(RECORDS SUPPLIED)

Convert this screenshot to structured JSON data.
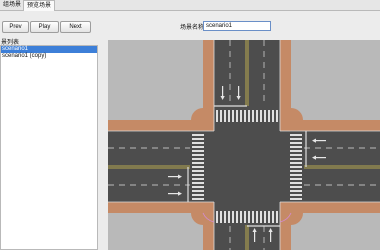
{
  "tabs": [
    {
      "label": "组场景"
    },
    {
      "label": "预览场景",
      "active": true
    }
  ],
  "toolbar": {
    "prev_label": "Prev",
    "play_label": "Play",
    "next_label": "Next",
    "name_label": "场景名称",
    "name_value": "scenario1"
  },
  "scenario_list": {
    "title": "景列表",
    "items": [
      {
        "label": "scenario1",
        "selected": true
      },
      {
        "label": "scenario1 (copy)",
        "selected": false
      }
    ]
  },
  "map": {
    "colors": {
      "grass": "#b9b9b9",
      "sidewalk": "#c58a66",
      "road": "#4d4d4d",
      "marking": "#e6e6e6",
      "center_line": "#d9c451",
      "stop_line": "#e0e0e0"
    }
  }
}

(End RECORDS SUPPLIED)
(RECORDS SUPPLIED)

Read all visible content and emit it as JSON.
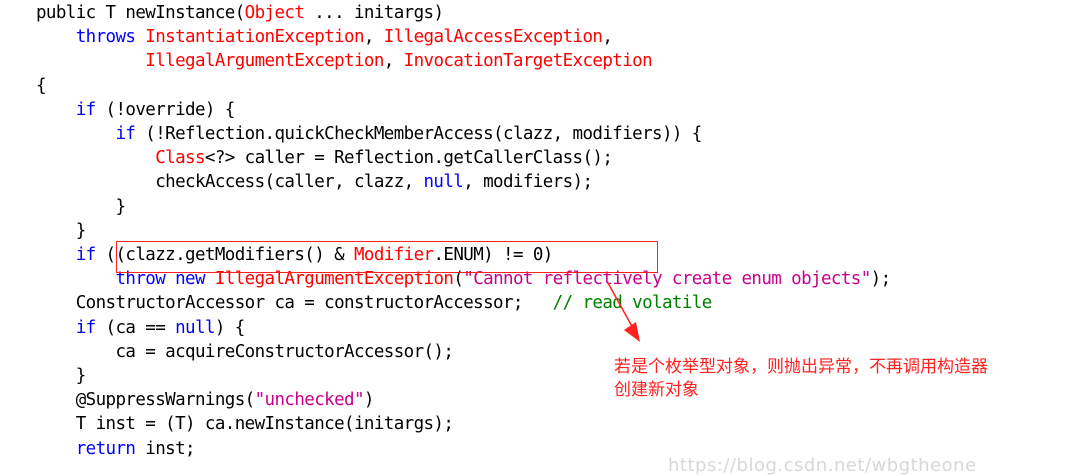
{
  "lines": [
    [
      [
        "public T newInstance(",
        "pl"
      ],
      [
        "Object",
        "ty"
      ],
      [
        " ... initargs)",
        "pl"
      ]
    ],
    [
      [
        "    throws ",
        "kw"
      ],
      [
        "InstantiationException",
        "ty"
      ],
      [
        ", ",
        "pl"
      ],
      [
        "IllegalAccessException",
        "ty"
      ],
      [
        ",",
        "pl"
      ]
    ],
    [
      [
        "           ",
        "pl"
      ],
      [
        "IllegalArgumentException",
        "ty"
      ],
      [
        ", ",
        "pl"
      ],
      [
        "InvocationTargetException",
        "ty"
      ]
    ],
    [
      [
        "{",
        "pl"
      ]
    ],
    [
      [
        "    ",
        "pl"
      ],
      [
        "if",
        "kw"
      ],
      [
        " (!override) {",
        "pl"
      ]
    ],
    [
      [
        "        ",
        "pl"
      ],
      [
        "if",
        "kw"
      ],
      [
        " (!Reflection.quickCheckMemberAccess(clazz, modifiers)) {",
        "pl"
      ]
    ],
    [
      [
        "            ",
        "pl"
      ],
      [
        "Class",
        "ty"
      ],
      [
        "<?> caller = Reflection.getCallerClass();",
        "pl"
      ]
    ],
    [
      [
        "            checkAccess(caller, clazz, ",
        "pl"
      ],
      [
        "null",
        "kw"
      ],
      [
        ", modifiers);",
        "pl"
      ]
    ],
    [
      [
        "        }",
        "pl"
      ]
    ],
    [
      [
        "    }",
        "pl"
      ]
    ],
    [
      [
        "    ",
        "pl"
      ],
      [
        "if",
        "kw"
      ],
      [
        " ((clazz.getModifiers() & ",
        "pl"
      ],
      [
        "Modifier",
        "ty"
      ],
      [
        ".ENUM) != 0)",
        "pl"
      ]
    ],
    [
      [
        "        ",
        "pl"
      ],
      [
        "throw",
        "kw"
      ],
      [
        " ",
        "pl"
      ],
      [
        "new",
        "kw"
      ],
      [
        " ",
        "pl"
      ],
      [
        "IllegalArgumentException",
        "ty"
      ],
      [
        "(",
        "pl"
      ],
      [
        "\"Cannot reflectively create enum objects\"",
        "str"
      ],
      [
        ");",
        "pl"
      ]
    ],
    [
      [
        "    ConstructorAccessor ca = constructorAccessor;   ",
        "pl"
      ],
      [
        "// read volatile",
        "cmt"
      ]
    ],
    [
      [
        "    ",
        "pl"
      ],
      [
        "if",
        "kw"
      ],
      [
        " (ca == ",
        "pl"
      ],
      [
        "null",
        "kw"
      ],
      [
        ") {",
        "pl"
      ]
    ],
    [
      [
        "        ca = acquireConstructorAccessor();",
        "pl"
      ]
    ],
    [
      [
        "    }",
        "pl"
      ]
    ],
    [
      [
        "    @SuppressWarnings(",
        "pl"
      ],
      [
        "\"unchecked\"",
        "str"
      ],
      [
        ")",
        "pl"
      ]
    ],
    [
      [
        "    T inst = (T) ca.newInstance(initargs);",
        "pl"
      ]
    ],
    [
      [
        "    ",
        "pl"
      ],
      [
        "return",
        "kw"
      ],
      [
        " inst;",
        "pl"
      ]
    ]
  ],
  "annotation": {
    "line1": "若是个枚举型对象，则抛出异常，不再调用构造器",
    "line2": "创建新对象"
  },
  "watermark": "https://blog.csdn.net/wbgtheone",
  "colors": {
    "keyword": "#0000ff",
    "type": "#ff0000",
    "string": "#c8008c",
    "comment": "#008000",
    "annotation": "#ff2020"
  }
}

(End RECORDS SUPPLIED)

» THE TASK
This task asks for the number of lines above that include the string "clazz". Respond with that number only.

» SOLVED PROBLEM
3